Record set START
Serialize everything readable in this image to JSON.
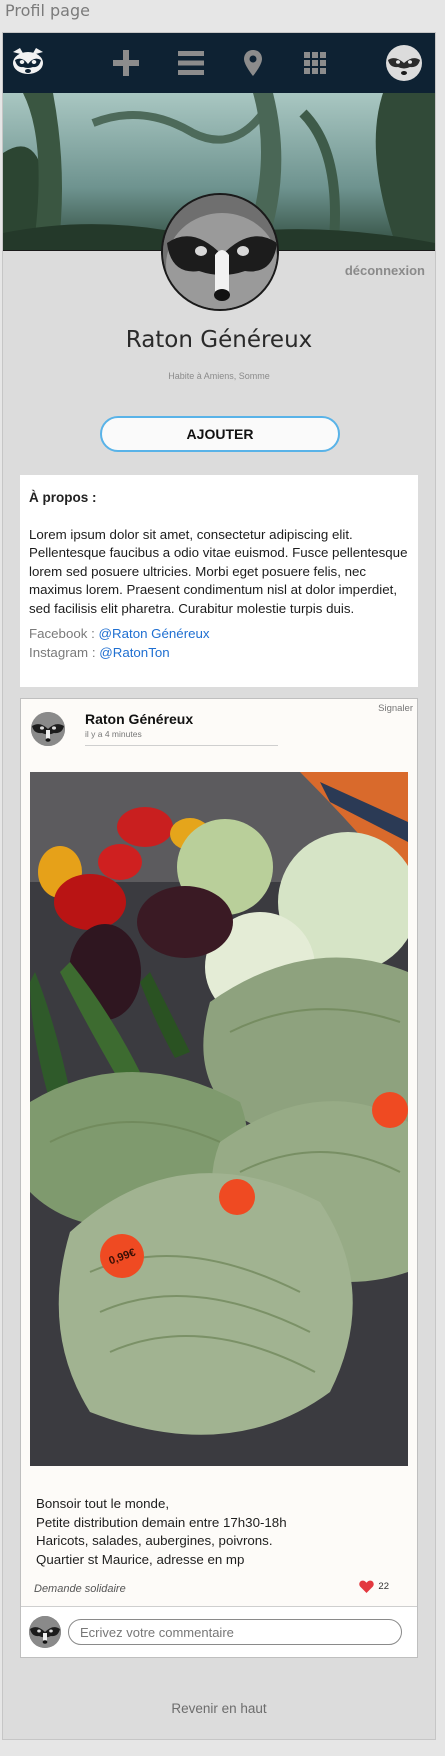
{
  "page_label": "Profil page",
  "nav": {
    "items": [
      "logo-raccoon",
      "plus-icon",
      "list-icon",
      "location-pin-icon",
      "grid-icon",
      "profile-avatar"
    ],
    "background": "#0e2233"
  },
  "profile": {
    "logout_label": "déconnexion",
    "name": "Raton Généreux",
    "location": "Habite à Amiens, Somme",
    "add_button_label": "AJOUTER"
  },
  "about": {
    "title": "À propos :",
    "text": "Lorem ipsum dolor sit amet, consectetur adipiscing elit. Pellentesque faucibus a odio vitae euismod. Fusce pellentesque lorem sed posuere ultricies. Morbi eget posuere felis, nec maximus lorem. Praesent condimentum nisl at dolor imperdiet, sed facilisis elit pharetra. Curabitur molestie turpis duis.",
    "facebook_label": "Facebook :",
    "facebook_handle": "@Raton Généreux",
    "instagram_label": "Instagram :",
    "instagram_handle": "@RatonTon"
  },
  "post": {
    "report_label": "Signaler",
    "author": "Raton Généreux",
    "time": "il y a 4 minutes",
    "lines": [
      "Bonsoir tout le monde,",
      "Petite distribution demain entre 17h30-18h",
      "Haricots, salades, aubergines, poivrons.",
      "Quartier st Maurice, adresse en mp"
    ],
    "tag": "Demande solidaire",
    "likes": "22",
    "price_sticker": "0,99€",
    "comment_placeholder": "Ecrivez votre commentaire"
  },
  "footer": {
    "back_to_top": "Revenir en haut"
  },
  "colors": {
    "accent_button_border": "#59b3e8",
    "link": "#1f6fd1",
    "heart": "#e3383f"
  }
}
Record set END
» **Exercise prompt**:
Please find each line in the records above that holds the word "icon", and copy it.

» **Answer space**:
      "plus-icon",
      "list-icon",
      "location-pin-icon",
      "grid-icon",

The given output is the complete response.